Interface dataset entries
● ● ●
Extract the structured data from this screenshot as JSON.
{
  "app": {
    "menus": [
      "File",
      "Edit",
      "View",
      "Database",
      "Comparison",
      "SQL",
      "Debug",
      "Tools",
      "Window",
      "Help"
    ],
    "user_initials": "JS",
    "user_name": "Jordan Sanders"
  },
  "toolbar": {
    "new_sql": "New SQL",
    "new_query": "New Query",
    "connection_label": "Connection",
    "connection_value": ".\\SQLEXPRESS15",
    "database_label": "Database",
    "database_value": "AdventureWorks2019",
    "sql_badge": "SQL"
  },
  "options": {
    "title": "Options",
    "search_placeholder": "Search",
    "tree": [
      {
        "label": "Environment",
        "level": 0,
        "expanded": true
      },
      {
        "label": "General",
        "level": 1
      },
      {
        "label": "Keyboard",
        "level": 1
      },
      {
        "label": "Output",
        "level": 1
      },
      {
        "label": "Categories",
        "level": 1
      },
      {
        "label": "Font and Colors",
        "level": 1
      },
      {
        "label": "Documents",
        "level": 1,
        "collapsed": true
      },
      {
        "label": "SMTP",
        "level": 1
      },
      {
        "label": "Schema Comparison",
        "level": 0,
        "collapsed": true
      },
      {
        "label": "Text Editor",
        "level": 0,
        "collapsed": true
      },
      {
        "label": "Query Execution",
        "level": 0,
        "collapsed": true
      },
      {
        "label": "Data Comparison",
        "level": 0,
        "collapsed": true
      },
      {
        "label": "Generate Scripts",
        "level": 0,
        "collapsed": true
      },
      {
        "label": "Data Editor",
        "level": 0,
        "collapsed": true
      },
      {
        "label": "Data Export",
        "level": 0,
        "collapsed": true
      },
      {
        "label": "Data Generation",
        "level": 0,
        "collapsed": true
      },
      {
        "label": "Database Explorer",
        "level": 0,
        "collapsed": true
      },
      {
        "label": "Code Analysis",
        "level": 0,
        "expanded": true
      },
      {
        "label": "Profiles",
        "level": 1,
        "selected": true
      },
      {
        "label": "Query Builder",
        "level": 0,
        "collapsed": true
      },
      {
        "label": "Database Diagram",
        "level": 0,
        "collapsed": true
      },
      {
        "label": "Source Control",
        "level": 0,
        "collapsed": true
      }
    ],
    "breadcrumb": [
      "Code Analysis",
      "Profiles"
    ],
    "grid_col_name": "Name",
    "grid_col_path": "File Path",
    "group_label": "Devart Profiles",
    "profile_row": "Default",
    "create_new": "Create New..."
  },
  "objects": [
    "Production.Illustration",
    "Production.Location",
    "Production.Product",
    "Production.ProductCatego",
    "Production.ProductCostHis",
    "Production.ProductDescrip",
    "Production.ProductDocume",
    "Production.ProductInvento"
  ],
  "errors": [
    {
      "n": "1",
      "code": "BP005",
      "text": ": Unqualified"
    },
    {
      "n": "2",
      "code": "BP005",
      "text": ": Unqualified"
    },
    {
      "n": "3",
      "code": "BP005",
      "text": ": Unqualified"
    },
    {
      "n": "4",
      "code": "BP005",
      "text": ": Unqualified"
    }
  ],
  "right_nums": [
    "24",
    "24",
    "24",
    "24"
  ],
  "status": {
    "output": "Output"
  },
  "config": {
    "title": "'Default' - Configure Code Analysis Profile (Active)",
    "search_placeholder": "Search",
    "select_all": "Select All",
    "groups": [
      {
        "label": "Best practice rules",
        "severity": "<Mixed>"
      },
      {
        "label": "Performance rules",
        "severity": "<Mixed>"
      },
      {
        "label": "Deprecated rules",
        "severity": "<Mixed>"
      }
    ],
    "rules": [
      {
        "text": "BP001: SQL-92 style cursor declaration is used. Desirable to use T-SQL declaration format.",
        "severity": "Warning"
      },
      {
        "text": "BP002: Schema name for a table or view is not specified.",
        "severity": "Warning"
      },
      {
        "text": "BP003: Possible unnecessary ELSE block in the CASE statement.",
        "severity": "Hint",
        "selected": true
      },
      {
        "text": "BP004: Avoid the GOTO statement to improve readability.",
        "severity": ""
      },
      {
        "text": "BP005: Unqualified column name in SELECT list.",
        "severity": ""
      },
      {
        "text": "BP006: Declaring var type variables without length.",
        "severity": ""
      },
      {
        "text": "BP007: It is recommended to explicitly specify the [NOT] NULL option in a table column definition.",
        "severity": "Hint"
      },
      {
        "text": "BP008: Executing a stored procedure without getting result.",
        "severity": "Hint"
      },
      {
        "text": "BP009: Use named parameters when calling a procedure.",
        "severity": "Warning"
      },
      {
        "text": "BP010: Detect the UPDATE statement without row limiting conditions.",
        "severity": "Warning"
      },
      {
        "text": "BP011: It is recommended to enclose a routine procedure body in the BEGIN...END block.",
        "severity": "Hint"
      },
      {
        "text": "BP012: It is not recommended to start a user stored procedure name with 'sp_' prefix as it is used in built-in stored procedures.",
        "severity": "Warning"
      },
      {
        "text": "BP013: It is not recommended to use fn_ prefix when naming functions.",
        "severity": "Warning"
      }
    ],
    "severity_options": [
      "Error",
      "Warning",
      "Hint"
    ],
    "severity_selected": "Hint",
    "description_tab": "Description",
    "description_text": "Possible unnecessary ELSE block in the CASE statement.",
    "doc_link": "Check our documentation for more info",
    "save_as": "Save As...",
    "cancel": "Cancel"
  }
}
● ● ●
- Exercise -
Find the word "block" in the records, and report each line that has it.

- Output for this exercise -
        "text": "BP003: Possible unnecessary ELSE block in the CASE statement.",
        "text": "BP011: It is recommended to enclose a routine procedure body in the BEGIN...END block.",
    "description_text": "Possible unnecessary ELSE block in the CASE statement.",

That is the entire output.